▶ **The problem**: A bare number is the expected answer: the count of lines in the data holding "this".
Start of Block
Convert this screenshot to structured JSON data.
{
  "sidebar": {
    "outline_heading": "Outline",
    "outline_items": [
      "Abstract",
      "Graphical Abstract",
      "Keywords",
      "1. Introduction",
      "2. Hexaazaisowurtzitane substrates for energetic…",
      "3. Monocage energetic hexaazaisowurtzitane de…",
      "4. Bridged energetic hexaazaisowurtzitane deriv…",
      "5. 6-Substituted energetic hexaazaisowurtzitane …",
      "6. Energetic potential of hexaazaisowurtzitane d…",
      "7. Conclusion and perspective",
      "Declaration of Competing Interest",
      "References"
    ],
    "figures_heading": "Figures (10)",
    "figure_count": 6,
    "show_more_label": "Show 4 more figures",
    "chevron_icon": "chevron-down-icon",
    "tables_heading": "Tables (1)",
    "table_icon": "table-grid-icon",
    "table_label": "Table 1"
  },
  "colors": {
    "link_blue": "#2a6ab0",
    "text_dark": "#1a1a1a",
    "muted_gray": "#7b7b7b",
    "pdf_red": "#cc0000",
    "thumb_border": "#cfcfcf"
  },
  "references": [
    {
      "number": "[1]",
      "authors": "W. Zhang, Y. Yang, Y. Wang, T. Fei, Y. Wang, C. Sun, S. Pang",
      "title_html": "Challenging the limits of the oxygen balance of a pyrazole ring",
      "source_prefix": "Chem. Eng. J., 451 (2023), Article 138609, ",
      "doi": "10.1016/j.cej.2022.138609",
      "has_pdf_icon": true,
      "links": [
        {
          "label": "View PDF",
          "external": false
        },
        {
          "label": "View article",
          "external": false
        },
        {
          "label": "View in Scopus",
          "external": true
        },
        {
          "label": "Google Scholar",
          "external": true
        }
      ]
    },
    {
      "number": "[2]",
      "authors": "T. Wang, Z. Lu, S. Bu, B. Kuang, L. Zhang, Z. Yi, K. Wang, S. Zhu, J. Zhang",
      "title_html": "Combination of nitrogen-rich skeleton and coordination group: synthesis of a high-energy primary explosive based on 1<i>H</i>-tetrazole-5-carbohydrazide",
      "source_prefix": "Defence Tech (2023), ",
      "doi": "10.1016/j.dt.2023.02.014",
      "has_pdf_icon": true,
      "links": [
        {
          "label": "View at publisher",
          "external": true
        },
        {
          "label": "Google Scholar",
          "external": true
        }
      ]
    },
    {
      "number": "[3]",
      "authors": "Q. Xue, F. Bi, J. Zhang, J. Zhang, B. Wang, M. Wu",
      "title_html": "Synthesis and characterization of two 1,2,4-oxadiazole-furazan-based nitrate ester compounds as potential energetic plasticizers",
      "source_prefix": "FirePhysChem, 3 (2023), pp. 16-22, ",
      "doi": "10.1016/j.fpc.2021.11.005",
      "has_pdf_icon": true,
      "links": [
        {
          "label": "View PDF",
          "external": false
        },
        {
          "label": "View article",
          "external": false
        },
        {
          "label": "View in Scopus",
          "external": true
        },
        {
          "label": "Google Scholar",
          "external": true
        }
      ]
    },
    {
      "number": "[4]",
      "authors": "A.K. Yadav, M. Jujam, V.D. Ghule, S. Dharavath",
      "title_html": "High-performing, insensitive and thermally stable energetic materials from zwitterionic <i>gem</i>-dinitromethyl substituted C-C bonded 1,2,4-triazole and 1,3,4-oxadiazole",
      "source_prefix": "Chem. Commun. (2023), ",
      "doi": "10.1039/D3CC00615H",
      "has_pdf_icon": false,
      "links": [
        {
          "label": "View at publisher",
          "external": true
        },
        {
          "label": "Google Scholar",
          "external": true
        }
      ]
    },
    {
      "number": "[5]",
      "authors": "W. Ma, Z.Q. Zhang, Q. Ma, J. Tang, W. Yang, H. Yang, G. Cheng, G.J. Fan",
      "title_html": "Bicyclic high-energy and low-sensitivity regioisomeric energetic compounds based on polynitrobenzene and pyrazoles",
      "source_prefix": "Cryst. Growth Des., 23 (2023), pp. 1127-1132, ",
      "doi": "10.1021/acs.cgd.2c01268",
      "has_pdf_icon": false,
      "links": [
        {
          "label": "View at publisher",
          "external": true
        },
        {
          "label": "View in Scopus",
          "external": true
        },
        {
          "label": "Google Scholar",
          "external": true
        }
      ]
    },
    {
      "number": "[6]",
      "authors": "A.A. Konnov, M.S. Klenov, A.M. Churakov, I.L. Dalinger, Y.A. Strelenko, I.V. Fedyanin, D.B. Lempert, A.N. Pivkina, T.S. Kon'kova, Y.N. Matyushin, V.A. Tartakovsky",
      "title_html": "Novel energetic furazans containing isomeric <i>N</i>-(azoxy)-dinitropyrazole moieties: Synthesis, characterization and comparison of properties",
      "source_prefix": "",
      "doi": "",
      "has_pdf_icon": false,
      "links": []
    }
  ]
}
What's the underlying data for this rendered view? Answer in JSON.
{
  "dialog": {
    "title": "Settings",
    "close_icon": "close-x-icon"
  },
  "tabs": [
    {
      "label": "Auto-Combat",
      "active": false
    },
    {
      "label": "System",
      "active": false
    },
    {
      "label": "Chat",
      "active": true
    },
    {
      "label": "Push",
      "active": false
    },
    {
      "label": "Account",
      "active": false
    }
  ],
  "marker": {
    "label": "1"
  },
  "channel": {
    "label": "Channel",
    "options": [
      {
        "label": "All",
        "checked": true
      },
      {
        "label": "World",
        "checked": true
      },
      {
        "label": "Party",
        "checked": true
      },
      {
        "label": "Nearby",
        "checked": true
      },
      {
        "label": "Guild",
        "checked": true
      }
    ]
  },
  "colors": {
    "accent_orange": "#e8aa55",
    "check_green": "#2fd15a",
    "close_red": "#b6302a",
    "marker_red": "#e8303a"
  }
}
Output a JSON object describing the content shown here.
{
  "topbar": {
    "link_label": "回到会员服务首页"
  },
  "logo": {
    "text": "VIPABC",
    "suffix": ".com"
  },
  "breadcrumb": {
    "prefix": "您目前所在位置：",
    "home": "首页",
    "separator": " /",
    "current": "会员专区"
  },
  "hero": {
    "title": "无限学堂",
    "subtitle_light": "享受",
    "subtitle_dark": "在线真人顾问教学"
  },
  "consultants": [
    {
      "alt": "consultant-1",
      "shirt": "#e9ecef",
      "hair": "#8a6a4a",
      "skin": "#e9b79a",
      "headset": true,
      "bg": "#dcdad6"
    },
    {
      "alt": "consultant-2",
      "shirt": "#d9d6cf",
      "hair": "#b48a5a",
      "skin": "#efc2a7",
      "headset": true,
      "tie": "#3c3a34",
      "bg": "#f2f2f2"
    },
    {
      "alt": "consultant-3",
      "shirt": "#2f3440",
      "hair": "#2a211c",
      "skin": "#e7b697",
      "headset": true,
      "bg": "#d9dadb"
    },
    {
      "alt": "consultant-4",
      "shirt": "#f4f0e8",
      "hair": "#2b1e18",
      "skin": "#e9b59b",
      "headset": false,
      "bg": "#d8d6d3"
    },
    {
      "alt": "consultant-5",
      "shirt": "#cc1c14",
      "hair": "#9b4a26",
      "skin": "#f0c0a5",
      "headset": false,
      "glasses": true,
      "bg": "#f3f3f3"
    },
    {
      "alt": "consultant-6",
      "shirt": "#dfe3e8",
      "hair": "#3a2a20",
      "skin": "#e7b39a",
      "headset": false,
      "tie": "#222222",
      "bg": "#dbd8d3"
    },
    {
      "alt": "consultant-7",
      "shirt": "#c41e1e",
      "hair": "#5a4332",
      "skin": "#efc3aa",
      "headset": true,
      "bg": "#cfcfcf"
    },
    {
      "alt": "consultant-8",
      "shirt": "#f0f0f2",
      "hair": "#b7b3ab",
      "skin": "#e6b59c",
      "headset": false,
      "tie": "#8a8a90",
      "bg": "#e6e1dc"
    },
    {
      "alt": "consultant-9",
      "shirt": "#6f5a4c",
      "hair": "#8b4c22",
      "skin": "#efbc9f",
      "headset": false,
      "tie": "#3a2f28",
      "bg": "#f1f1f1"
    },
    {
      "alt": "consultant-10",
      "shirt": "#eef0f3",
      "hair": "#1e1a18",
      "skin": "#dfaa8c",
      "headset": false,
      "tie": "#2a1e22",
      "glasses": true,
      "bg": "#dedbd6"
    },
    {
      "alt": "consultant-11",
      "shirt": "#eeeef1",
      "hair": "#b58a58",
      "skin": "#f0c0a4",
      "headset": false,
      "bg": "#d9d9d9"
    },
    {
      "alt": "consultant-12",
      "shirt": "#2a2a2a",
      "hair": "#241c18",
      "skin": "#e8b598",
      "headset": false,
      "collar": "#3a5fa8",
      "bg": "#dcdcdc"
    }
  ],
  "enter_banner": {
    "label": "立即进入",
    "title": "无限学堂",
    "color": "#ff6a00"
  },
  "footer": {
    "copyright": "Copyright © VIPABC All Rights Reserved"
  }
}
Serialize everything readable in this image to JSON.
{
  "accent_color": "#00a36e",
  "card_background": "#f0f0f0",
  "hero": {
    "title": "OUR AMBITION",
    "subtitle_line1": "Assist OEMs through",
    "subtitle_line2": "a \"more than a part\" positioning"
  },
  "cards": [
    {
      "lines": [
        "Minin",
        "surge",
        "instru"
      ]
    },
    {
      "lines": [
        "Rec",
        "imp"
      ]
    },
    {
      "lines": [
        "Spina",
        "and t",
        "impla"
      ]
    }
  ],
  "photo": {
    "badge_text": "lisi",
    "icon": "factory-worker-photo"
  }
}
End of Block
▶ **Answer below**: 3